Last month, I promised an update on some things I have changed or improved on.
These are all little things, minor or even nitpick things, but they make a difference. If you don’t consider them worthwhile, that is fine. However, they might make you think differently about your equipment and possibly improve on your own kit. So, with no planned order, lets look at some things I have done that I think help my shooting, or at least my shooting experience.
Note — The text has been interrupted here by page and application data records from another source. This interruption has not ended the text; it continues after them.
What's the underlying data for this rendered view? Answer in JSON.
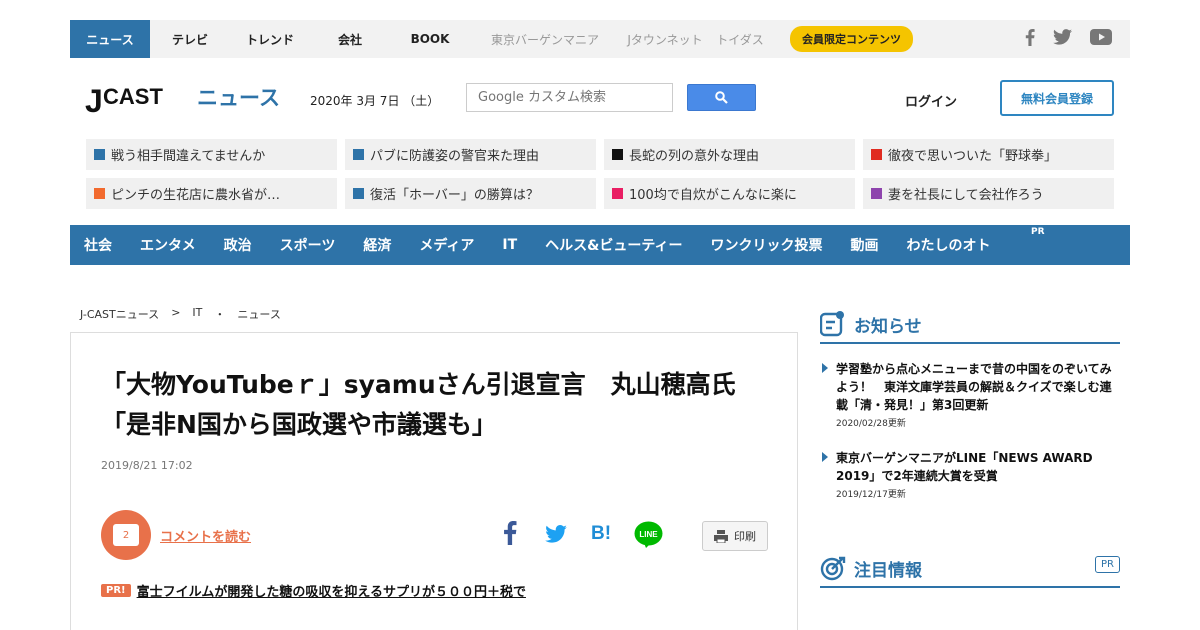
{
  "topbar": {
    "tabs": [
      {
        "label": "ニュース"
      },
      {
        "label": "テレビ"
      },
      {
        "label": "トレンド"
      },
      {
        "label": "会社"
      },
      {
        "label": "BOOK"
      },
      {
        "label": "東京バーゲンマニア"
      },
      {
        "label": "Jタウンネット"
      },
      {
        "label": "トイダス"
      }
    ],
    "member_label": "会員限定コンテンツ",
    "social_icons": [
      "facebook-icon",
      "twitter-icon",
      "youtube-icon"
    ]
  },
  "header": {
    "logo_j": "J",
    "logo_cast": "CAST",
    "logo_news": "ニュース",
    "date": "2020年 3月 7日 （土）",
    "search_placeholder": "Google カスタム検索",
    "login_label": "ログイン",
    "register_label": "無料会員登録"
  },
  "headline_links": [
    {
      "label": "戦う相手間違えてませんか",
      "color": "#2e73a8"
    },
    {
      "label": "パブに防護姿の警官来た理由",
      "color": "#2e73a8"
    },
    {
      "label": "長蛇の列の意外な理由",
      "color": "#111111"
    },
    {
      "label": "徹夜で思いついた「野球拳」",
      "color": "#e02b20"
    },
    {
      "label": "ピンチの生花店に農水省が…",
      "color": "#f26a2e"
    },
    {
      "label": "復活「ホーバー」の勝算は？",
      "color": "#2e73a8"
    },
    {
      "label": "100均で自炊がこんなに楽に",
      "color": "#e91e63"
    },
    {
      "label": "妻を社長にして会社作ろう",
      "color": "#8e44ad"
    }
  ],
  "categories": [
    {
      "label": "社会"
    },
    {
      "label": "エンタメ"
    },
    {
      "label": "政治"
    },
    {
      "label": "スポーツ"
    },
    {
      "label": "経済"
    },
    {
      "label": "メディア"
    },
    {
      "label": "IT"
    },
    {
      "label": "ヘルス&ビューティー"
    },
    {
      "label": "ワンクリック投票"
    },
    {
      "label": "動画"
    },
    {
      "label": "わたしのオト"
    }
  ],
  "category_pr": "PR",
  "breadcrumb": {
    "home": "J-CASTニュース",
    "sep1": ">",
    "section": "IT",
    "sep2": "・",
    "sub": "ニュース"
  },
  "article": {
    "title": "「大物YouTubeｒ」syamuさん引退宣言　丸山穂高氏「是非N国から国政選や市議選も」",
    "date": "2019/8/21 17:02",
    "comment_count": "2",
    "comment_link": "コメントを読む",
    "print_label": "印刷",
    "share_icons": [
      "facebook-share-icon",
      "twitter-share-icon",
      "hatena-bookmark-icon",
      "line-share-icon"
    ],
    "hatena_label": "B!",
    "line_label": "LINE",
    "pr_badge": "PR!",
    "pr_text": "富士フイルムが開発した糖の吸収を抑えるサプリが５００円＋税で"
  },
  "sidebar": {
    "notice_title": "お知らせ",
    "notices": [
      {
        "text": "学習塾から点心メニューまで昔の中国をのぞいてみよう！　東洋文庫学芸員の解説＆クイズで楽しむ連載「清・発見！」第3回更新",
        "date": "2020/02/28更新"
      },
      {
        "text": "東京バーゲンマニアがLINE「NEWS AWARD 2019」で2年連続大賞を受賞",
        "date": "2019/12/17更新"
      }
    ],
    "attention_title": "注目情報",
    "attention_pr": "PR"
  }
}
Front sight. Why do they always show front sights mounted with the insert coming out the breach end of the sight housing? I admit, I always mounted my sights like that until I dropped an insert into the grass. I have turned my front sight around with the lock ring (I have no idea what that part is called) facing the target. When I need to change the insert, I simply stand the rifle with the butt on the ground and gravity becomes my friend, not my enemy. No more dropped inserts.
Rear Sight. Fitting a rear sight to a military match rifle can either be very easy or very hard. If you do not want to inlay the sight mount into the wood of the wrist, which is easy, you need a rear mount made. With no commercial mount available, it must be made. If you don’t have tools beyond a file and a hacksaw, it can be hard to get a proper mount constructed. I have made three so far and I can see where I already want to make another.
My current mount is held in place by the tang screw. There is a second screw threaded through the mount just behind the tang screw. That threaded hole accepts a smaller screw with a centering point on it’s end. I added a small, very small, 60 degree dimple in the tang that screw centers into when tightened. The screw doesn’t have to be strong, it simply has to keep the mount from swiveling. The tang screw handles the job of keeping the mount tight to the rifle.
Sling. I am on my third sling now and very happy with it. I started with a standard 19th century military sling on my Kerr and found it a challenge to shoot with. The majority of the problem was hand slippage on the fore stock. I then began using half of a 1907 military sling and that worked well enough. I just tied the front half the sling around the rifle forward of the lower band and ran the adjustment frog through the swivel on the trigger guard.
It worked well. My only issue was that getting into and out of the sling was a challenge as the leather was very supple. With no body to the sling it just flopped around while putting my arm through the loop. I imagine having that sling used on a M1 for the past 5 years was no help, as the rifle was loaned quite often and had numerous shooters of all sizes adjusting and using it. I wanted something more substantial that would hold it’s shape better, allowing me to get my arm through the sling with little trouble.
Looking though my unused shooting goodies, I had a heavy belt that was made to go with a hunting bag and horn but was never used. I cut the belt about 8″ from the buckle and attached the buckle end to the sling swivel with a leather lace. I took the feed end of the belt and cut a slit exactly as long as the belt was wide. Looping the belt through that cut, I slipped it over the forearm and pulled it tight. I added a twist and fed the belt into the buckle and I was done. I now had a heavy sling that stayed open on it’s own and was very easy to get into and out of.
Flash guard. I know, I do not need this. What I do need is more time in my life and less cleanup after shooting. A flash guard provides that. I had tried bending up a flash guard out of sheet brass and it worked. It was flimsy, as it had to be so it could be bent to shape, and was often bent out of shape while shooting. I next tried a commercial cone shaped flash guard and while it was sturdier, it also made capping difficult.
Sitting at the workbench one night, I began looking through my Gold Mine, the pile of odds and ends I cannot bear to throw in the trash. I found a cough drop tin with a nicely formed corner. The corner happened to be the same radius as my nipple bolster. Five minutes with a pair of tin snips, a quick trip to the drill press, and a nice flash guard was made.
So far, it has worked out very well. Replacements will not be hard to find if the need arises.
Hex Jag. I fired the Whitworth for a few months without a hex jag and had no issues keeping the bore clean. I began to wonder if a hex jag was even needed. I was cleaning the rifle one evening, after a day of shooting, and realized more patches were required with the Whitworth, than the Kerr, to get a clean bore. Another trip to the Gold Mine and I found an old 50 caliber cleaning jag. Putting the jag into a bench vise I began filing flats onto the jag, file and fit, file and fit. Once I had the basic shape I wanted, I began to try patches to check the fit in the bore. After just a few minutes I had a jag that was a tight fit with a dry patch and a easy fit with a wet patch.
Cleaning the bore became far easier and much faster. I am still not sold on using the hex jag to wipe between shots, but for cleaning the rifle after shooting, it makes a worthwhile addition to any Whitworth owner’s equipment.
So, there you have it. My boring post for the month of May. It may not be awe inspiring and it may not be exciting, but it just might prove valuable to see how someone else solves their problems.